***** Data for this task

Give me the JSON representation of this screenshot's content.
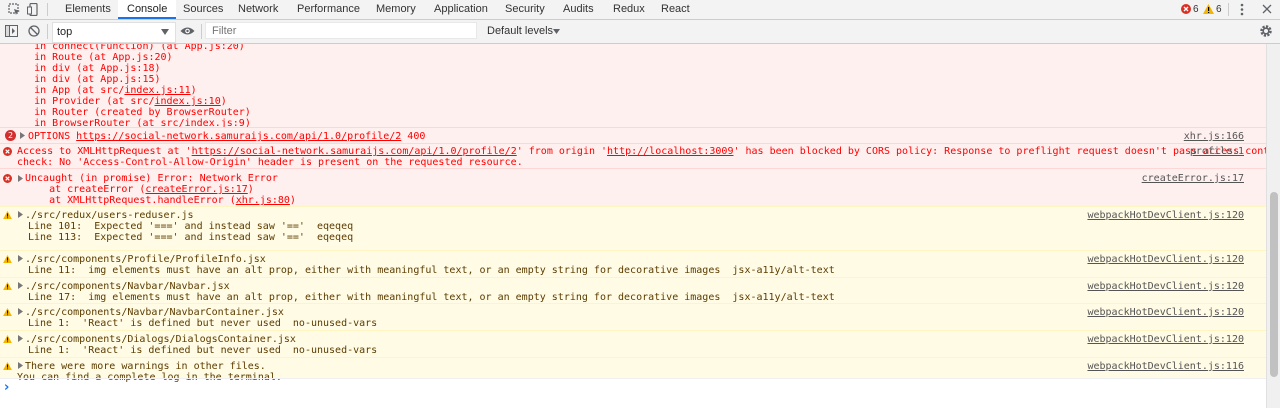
{
  "tabs": [
    "Elements",
    "Console",
    "Sources",
    "Network",
    "Performance",
    "Memory",
    "Application",
    "Security",
    "Audits",
    "Redux",
    "React"
  ],
  "active_tab": "Console",
  "counts": {
    "errors": "6",
    "warnings": "6"
  },
  "toolbar": {
    "context": "top",
    "filter_placeholder": "Filter",
    "levels": "Default levels"
  },
  "messages": {
    "stack": {
      "lines": [
        "    in connect(Function) (at App.js:20)",
        "    in Route (at App.js:20)",
        "    in div (at App.js:18)",
        "    in div (at App.js:15)",
        "    in App (at src/",
        "    in Provider (at src/",
        "    in Router (created by BrowserRouter)",
        "    in BrowserRouter (at src/"
      ],
      "links": [
        "",
        "",
        "",
        "",
        "index.js:11",
        "index.js:10",
        "",
        "index.js:9"
      ],
      "tails": [
        "",
        "",
        "",
        "",
        ")",
        ")",
        "",
        ")"
      ]
    },
    "options": {
      "count": "2",
      "pre": "OPTIONS ",
      "url": "https://social-network.samuraijs.com/api/1.0/profile/2",
      "status": " 400",
      "source": "xhr.js:166"
    },
    "cors": {
      "l1a": "Access to XMLHttpRequest at '",
      "l1url": "https://social-network.samuraijs.com/api/1.0/profile/2",
      "l1b": "' from origin '",
      "l1origin": "http://localhost:3009",
      "l1c": "' has been blocked by CORS policy: Response to preflight request doesn't pass access control",
      "l2": "check: No 'Access-Control-Allow-Origin' header is present on the requested resource.",
      "source": "profile:1"
    },
    "uncaught": {
      "l1": "Uncaught (in promise) Error: Network Error",
      "l2a": "    at createError (",
      "l2link": "createError.js:17",
      "l2b": ")",
      "l3a": "    at XMLHttpRequest.handleError (",
      "l3link": "xhr.js:80",
      "l3b": ")",
      "source": "createError.js:17"
    },
    "warnings": [
      {
        "title": "./src/redux/users-reduser.js",
        "lines": [
          "Line 101:  Expected '===' and instead saw '=='  eqeqeq",
          "Line 113:  Expected '===' and instead saw '=='  eqeqeq"
        ],
        "source": "webpackHotDevClient.js:120"
      },
      {
        "title": "./src/components/Profile/ProfileInfo.jsx",
        "lines": [
          "Line 11:  img elements must have an alt prop, either with meaningful text, or an empty string for decorative images  jsx-a11y/alt-text"
        ],
        "source": "webpackHotDevClient.js:120"
      },
      {
        "title": "./src/components/Navbar/Navbar.jsx",
        "lines": [
          "Line 17:  img elements must have an alt prop, either with meaningful text, or an empty string for decorative images  jsx-a11y/alt-text"
        ],
        "source": "webpackHotDevClient.js:120"
      },
      {
        "title": "./src/components/Navbar/NavbarContainer.jsx",
        "lines": [
          "Line 1:  'React' is defined but never used  no-unused-vars"
        ],
        "source": "webpackHotDevClient.js:120"
      },
      {
        "title": "./src/components/Dialogs/DialogsContainer.jsx",
        "lines": [
          "Line 1:  'React' is defined but never used  no-unused-vars"
        ],
        "source": "webpackHotDevClient.js:120"
      },
      {
        "title": "There were more warnings in other files.",
        "lines": [
          "You can find a complete log in the terminal."
        ],
        "source": "webpackHotDevClient.js:116"
      }
    ]
  },
  "prompt_symbol": "›"
}
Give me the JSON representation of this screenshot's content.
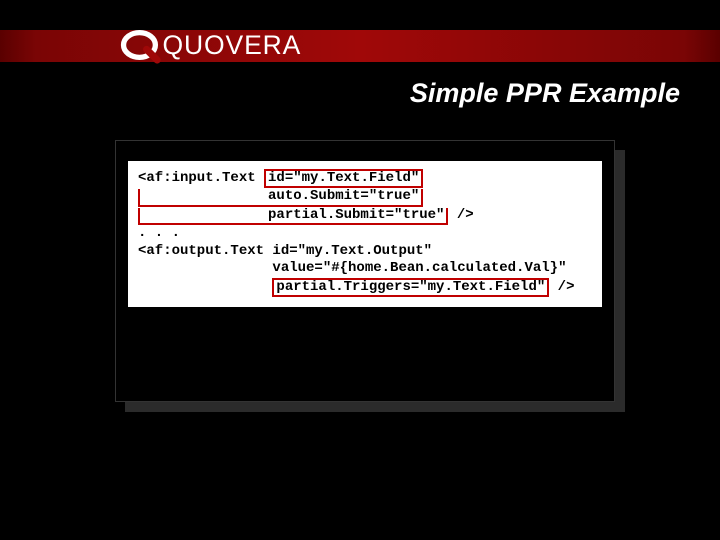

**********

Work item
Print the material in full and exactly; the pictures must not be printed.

Task solution
Give me the JSON representation of this screenshot's content.
{
  "tabs": [
    "Elements",
    "Console",
    "Sources",
    "Network",
    "Performance",
    "Memory",
    "Application",
    "Security",
    "Audits",
    "Redux",
    "React"
  ],
  "active_tab": "Console",
  "counts": {
    "errors": "6",
    "warnings": "6"
  },
  "toolbar": {
    "context": "top",
    "filter_placeholder": "Filter",
    "levels": "Default levels"
  },
  "messages": {
    "stack": {
      "lines": [
        "    in connect(Function) (at App.js:20)",
        "    in Route (at App.js:20)",
        "    in div (at App.js:18)",
        "    in div (at App.js:15)",
        "    in App (at src/",
        "    in Provider (at src/",
        "    in Router (created by BrowserRouter)",
        "    in BrowserRouter (at src/"
      ],
      "links": [
        "",
        "",
        "",
        "",
        "index.js:11",
        "index.js:10",
        "",
        "index.js:9"
      ],
      "tails": [
        "",
        "",
        "",
        "",
        ")",
        ")",
        "",
        ")"
      ]
    },
    "options": {
      "count": "2",
      "pre": "OPTIONS ",
      "url": "https://social-network.samuraijs.com/api/1.0/profile/2",
      "status": " 400",
      "source": "xhr.js:166"
    },
    "cors": {
      "l1a": "Access to XMLHttpRequest at '",
      "l1url": "https://social-network.samuraijs.com/api/1.0/profile/2",
      "l1b": "' from origin '",
      "l1origin": "http://localhost:3009",
      "l1c": "' has been blocked by CORS policy: Response to preflight request doesn't pass access control",
      "l2": "check: No 'Access-Control-Allow-Origin' header is present on the requested resource.",
      "source": "profile:1"
    },
    "uncaught": {
      "l1": "Uncaught (in promise) Error: Network Error",
      "l2a": "    at createError (",
      "l2link": "createError.js:17",
      "l2b": ")",
      "l3a": "    at XMLHttpRequest.handleError (",
      "l3link": "xhr.js:80",
      "l3b": ")",
      "source": "createError.js:17"
    },
    "warnings": [
      {
        "title": "./src/redux/users-reduser.js",
        "lines": [
          "Line 101:  Expected '===' and instead saw '=='  eqeqeq",
          "Line 113:  Expected '===' and instead saw '=='  eqeqeq"
        ],
        "source": "webpackHotDevClient.js:120"
      },
      {
        "title": "./src/components/Profile/ProfileInfo.jsx",
        "lines": [
          "Line 11:  img elements must have an alt prop, either with meaningful text, or an empty string for decorative images  jsx-a11y/alt-text"
        ],
        "source": "webpackHotDevClient.js:120"
      },
      {
        "title": "./src/components/Navbar/Navbar.jsx",
        "lines": [
          "Line 17:  img elements must have an alt prop, either with meaningful text, or an empty string for decorative images  jsx-a11y/alt-text"
        ],
        "source": "webpackHotDevClient.js:120"
      },
      {
        "title": "./src/components/Navbar/NavbarContainer.jsx",
        "lines": [
          "Line 1:  'React' is defined but never used  no-unused-vars"
        ],
        "source": "webpackHotDevClient.js:120"
      },
      {
        "title": "./src/components/Dialogs/DialogsContainer.jsx",
        "lines": [
          "Line 1:  'React' is defined but never used  no-unused-vars"
        ],
        "source": "webpackHotDevClient.js:120"
      },
      {
        "title": "There were more warnings in other files.",
        "lines": [
          "You can find a complete log in the terminal."
        ],
        "source": "webpackHotDevClient.js:116"
      }
    ]
  },
  "prompt_symbol": "›"
}
Give me the JSON representation of this screenshot's content.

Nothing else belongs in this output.